Saved entries:
- - - - - - -
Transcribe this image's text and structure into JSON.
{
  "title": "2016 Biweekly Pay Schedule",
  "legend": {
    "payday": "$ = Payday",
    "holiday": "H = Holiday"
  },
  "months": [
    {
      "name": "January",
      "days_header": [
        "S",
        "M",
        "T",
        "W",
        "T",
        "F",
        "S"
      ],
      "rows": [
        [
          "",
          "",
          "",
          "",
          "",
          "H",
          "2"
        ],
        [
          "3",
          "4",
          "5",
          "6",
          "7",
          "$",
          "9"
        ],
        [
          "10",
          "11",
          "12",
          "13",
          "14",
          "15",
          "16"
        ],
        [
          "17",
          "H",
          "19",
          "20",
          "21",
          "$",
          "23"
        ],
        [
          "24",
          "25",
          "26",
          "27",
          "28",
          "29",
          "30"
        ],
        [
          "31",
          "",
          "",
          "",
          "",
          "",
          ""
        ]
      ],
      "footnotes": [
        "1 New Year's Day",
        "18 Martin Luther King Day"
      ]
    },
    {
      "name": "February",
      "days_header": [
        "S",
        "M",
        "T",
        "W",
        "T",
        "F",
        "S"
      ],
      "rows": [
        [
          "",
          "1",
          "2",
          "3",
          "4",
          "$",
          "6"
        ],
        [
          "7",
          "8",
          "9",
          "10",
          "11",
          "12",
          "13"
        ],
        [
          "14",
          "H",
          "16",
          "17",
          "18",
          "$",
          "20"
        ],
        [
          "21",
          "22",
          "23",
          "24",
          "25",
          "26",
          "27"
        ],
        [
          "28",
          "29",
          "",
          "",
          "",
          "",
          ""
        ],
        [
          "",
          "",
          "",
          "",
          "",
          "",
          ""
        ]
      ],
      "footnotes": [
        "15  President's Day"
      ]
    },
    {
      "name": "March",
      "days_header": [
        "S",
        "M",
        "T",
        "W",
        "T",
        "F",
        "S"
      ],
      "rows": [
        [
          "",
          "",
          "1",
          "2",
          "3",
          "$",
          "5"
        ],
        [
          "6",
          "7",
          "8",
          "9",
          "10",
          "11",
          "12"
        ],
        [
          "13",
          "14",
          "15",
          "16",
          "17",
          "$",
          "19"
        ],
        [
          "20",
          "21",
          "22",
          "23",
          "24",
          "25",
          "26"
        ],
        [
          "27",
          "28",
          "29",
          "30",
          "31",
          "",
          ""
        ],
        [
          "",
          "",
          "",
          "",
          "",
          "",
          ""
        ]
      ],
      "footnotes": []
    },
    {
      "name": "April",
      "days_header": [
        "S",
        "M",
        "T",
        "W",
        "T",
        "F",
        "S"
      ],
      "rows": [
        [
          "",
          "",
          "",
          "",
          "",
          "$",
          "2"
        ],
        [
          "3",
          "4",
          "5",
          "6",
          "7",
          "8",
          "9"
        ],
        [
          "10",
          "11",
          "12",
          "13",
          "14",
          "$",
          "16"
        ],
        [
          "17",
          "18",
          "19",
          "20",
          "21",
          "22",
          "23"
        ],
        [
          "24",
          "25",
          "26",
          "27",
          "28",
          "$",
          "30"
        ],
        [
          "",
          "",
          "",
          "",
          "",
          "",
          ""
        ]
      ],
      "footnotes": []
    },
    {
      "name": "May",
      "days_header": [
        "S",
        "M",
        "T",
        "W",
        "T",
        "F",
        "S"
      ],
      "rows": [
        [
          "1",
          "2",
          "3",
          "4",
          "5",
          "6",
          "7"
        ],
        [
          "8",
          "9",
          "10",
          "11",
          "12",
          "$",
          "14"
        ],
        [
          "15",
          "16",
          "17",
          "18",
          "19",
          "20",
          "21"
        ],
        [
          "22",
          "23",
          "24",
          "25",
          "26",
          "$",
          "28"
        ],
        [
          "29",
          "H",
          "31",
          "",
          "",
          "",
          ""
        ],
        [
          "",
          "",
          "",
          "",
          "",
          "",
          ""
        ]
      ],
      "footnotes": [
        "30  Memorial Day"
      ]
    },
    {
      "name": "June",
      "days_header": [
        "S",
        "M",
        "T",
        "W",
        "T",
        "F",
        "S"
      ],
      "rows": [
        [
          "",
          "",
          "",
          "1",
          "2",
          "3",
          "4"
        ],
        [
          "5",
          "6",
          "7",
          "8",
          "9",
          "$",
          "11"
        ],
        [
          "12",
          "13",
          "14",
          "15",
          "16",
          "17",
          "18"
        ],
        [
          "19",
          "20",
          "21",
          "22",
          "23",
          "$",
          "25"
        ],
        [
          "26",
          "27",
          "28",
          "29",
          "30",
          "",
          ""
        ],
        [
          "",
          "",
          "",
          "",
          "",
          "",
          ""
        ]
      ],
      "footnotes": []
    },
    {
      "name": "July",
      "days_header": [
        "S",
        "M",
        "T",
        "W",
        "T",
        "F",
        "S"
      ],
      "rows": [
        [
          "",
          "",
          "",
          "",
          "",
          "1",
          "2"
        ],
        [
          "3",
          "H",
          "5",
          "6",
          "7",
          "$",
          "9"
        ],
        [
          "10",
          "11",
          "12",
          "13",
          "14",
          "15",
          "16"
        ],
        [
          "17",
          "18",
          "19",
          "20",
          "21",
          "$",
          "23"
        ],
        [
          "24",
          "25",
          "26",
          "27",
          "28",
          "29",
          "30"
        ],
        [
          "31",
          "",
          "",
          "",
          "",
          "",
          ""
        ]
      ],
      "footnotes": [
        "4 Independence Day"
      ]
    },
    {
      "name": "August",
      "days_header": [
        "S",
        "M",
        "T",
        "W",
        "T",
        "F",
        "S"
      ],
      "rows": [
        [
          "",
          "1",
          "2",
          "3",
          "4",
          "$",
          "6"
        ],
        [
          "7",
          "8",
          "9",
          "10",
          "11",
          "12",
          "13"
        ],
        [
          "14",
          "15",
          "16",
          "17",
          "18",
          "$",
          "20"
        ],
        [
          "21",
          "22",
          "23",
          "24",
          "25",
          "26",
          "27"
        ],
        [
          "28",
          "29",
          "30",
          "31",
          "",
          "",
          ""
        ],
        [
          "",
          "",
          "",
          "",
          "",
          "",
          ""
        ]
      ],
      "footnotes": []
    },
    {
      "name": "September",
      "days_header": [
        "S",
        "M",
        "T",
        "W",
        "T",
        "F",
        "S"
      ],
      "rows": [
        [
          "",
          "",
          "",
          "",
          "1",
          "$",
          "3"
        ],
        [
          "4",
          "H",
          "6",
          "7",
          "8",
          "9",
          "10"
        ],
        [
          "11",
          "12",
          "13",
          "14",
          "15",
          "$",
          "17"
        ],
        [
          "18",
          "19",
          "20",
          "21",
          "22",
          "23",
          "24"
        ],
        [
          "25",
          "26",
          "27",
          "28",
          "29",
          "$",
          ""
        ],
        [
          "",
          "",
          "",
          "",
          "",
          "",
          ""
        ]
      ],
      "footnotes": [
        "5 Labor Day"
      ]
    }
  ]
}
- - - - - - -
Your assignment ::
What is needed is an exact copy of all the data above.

Exercise answer ::
Transcribe this image's text and structure into JSON.
{
  "title": "2016 Biweekly Pay Schedule",
  "legend": {
    "payday": "$ = Payday",
    "holiday": "H = Holiday"
  },
  "months": [
    {
      "name": "January",
      "days_header": [
        "S",
        "M",
        "T",
        "W",
        "T",
        "F",
        "S"
      ],
      "rows": [
        [
          "",
          "",
          "",
          "",
          "",
          "H",
          "2"
        ],
        [
          "3",
          "4",
          "5",
          "6",
          "7",
          "$",
          "9"
        ],
        [
          "10",
          "11",
          "12",
          "13",
          "14",
          "15",
          "16"
        ],
        [
          "17",
          "H",
          "19",
          "20",
          "21",
          "$",
          "23"
        ],
        [
          "24",
          "25",
          "26",
          "27",
          "28",
          "29",
          "30"
        ],
        [
          "31",
          "",
          "",
          "",
          "",
          "",
          ""
        ]
      ],
      "footnotes": [
        "1 New Year's Day",
        "18 Martin Luther King Day"
      ]
    },
    {
      "name": "February",
      "days_header": [
        "S",
        "M",
        "T",
        "W",
        "T",
        "F",
        "S"
      ],
      "rows": [
        [
          "",
          "1",
          "2",
          "3",
          "4",
          "$",
          "6"
        ],
        [
          "7",
          "8",
          "9",
          "10",
          "11",
          "12",
          "13"
        ],
        [
          "14",
          "H",
          "16",
          "17",
          "18",
          "$",
          "20"
        ],
        [
          "21",
          "22",
          "23",
          "24",
          "25",
          "26",
          "27"
        ],
        [
          "28",
          "29",
          "",
          "",
          "",
          "",
          ""
        ],
        [
          "",
          "",
          "",
          "",
          "",
          "",
          ""
        ]
      ],
      "footnotes": [
        "15  President's Day"
      ]
    },
    {
      "name": "March",
      "days_header": [
        "S",
        "M",
        "T",
        "W",
        "T",
        "F",
        "S"
      ],
      "rows": [
        [
          "",
          "",
          "1",
          "2",
          "3",
          "$",
          "5"
        ],
        [
          "6",
          "7",
          "8",
          "9",
          "10",
          "11",
          "12"
        ],
        [
          "13",
          "14",
          "15",
          "16",
          "17",
          "$",
          "19"
        ],
        [
          "20",
          "21",
          "22",
          "23",
          "24",
          "25",
          "26"
        ],
        [
          "27",
          "28",
          "29",
          "30",
          "31",
          "",
          ""
        ],
        [
          "",
          "",
          "",
          "",
          "",
          "",
          ""
        ]
      ],
      "footnotes": []
    },
    {
      "name": "April",
      "days_header": [
        "S",
        "M",
        "T",
        "W",
        "T",
        "F",
        "S"
      ],
      "rows": [
        [
          "",
          "",
          "",
          "",
          "",
          "$",
          "2"
        ],
        [
          "3",
          "4",
          "5",
          "6",
          "7",
          "8",
          "9"
        ],
        [
          "10",
          "11",
          "12",
          "13",
          "14",
          "$",
          "16"
        ],
        [
          "17",
          "18",
          "19",
          "20",
          "21",
          "22",
          "23"
        ],
        [
          "24",
          "25",
          "26",
          "27",
          "28",
          "$",
          "30"
        ],
        [
          "",
          "",
          "",
          "",
          "",
          "",
          ""
        ]
      ],
      "footnotes": []
    },
    {
      "name": "May",
      "days_header": [
        "S",
        "M",
        "T",
        "W",
        "T",
        "F",
        "S"
      ],
      "rows": [
        [
          "1",
          "2",
          "3",
          "4",
          "5",
          "6",
          "7"
        ],
        [
          "8",
          "9",
          "10",
          "11",
          "12",
          "$",
          "14"
        ],
        [
          "15",
          "16",
          "17",
          "18",
          "19",
          "20",
          "21"
        ],
        [
          "22",
          "23",
          "24",
          "25",
          "26",
          "$",
          "28"
        ],
        [
          "29",
          "H",
          "31",
          "",
          "",
          "",
          ""
        ],
        [
          "",
          "",
          "",
          "",
          "",
          "",
          ""
        ]
      ],
      "footnotes": [
        "30  Memorial Day"
      ]
    },
    {
      "name": "June",
      "days_header": [
        "S",
        "M",
        "T",
        "W",
        "T",
        "F",
        "S"
      ],
      "rows": [
        [
          "",
          "",
          "",
          "1",
          "2",
          "3",
          "4"
        ],
        [
          "5",
          "6",
          "7",
          "8",
          "9",
          "$",
          "11"
        ],
        [
          "12",
          "13",
          "14",
          "15",
          "16",
          "17",
          "18"
        ],
        [
          "19",
          "20",
          "21",
          "22",
          "23",
          "$",
          "25"
        ],
        [
          "26",
          "27",
          "28",
          "29",
          "30",
          "",
          ""
        ],
        [
          "",
          "",
          "",
          "",
          "",
          "",
          ""
        ]
      ],
      "footnotes": []
    },
    {
      "name": "July",
      "days_header": [
        "S",
        "M",
        "T",
        "W",
        "T",
        "F",
        "S"
      ],
      "rows": [
        [
          "",
          "",
          "",
          "",
          "",
          "1",
          "2"
        ],
        [
          "3",
          "H",
          "5",
          "6",
          "7",
          "$",
          "9"
        ],
        [
          "10",
          "11",
          "12",
          "13",
          "14",
          "15",
          "16"
        ],
        [
          "17",
          "18",
          "19",
          "20",
          "21",
          "$",
          "23"
        ],
        [
          "24",
          "25",
          "26",
          "27",
          "28",
          "29",
          "30"
        ],
        [
          "31",
          "",
          "",
          "",
          "",
          "",
          ""
        ]
      ],
      "footnotes": [
        "4 Independence Day"
      ]
    },
    {
      "name": "August",
      "days_header": [
        "S",
        "M",
        "T",
        "W",
        "T",
        "F",
        "S"
      ],
      "rows": [
        [
          "",
          "1",
          "2",
          "3",
          "4",
          "$",
          "6"
        ],
        [
          "7",
          "8",
          "9",
          "10",
          "11",
          "12",
          "13"
        ],
        [
          "14",
          "15",
          "16",
          "17",
          "18",
          "$",
          "20"
        ],
        [
          "21",
          "22",
          "23",
          "24",
          "25",
          "26",
          "27"
        ],
        [
          "28",
          "29",
          "30",
          "31",
          "",
          "",
          ""
        ],
        [
          "",
          "",
          "",
          "",
          "",
          "",
          ""
        ]
      ],
      "footnotes": []
    },
    {
      "name": "September",
      "days_header": [
        "S",
        "M",
        "T",
        "W",
        "T",
        "F",
        "S"
      ],
      "rows": [
        [
          "",
          "",
          "",
          "",
          "1",
          "$",
          "3"
        ],
        [
          "4",
          "H",
          "6",
          "7",
          "8",
          "9",
          "10"
        ],
        [
          "11",
          "12",
          "13",
          "14",
          "15",
          "$",
          "17"
        ],
        [
          "18",
          "19",
          "20",
          "21",
          "22",
          "23",
          "24"
        ],
        [
          "25",
          "26",
          "27",
          "28",
          "29",
          "$",
          ""
        ],
        [
          "",
          "",
          "",
          "",
          "",
          "",
          ""
        ]
      ],
      "footnotes": [
        "5 Labor Day"
      ]
    }
  ]
}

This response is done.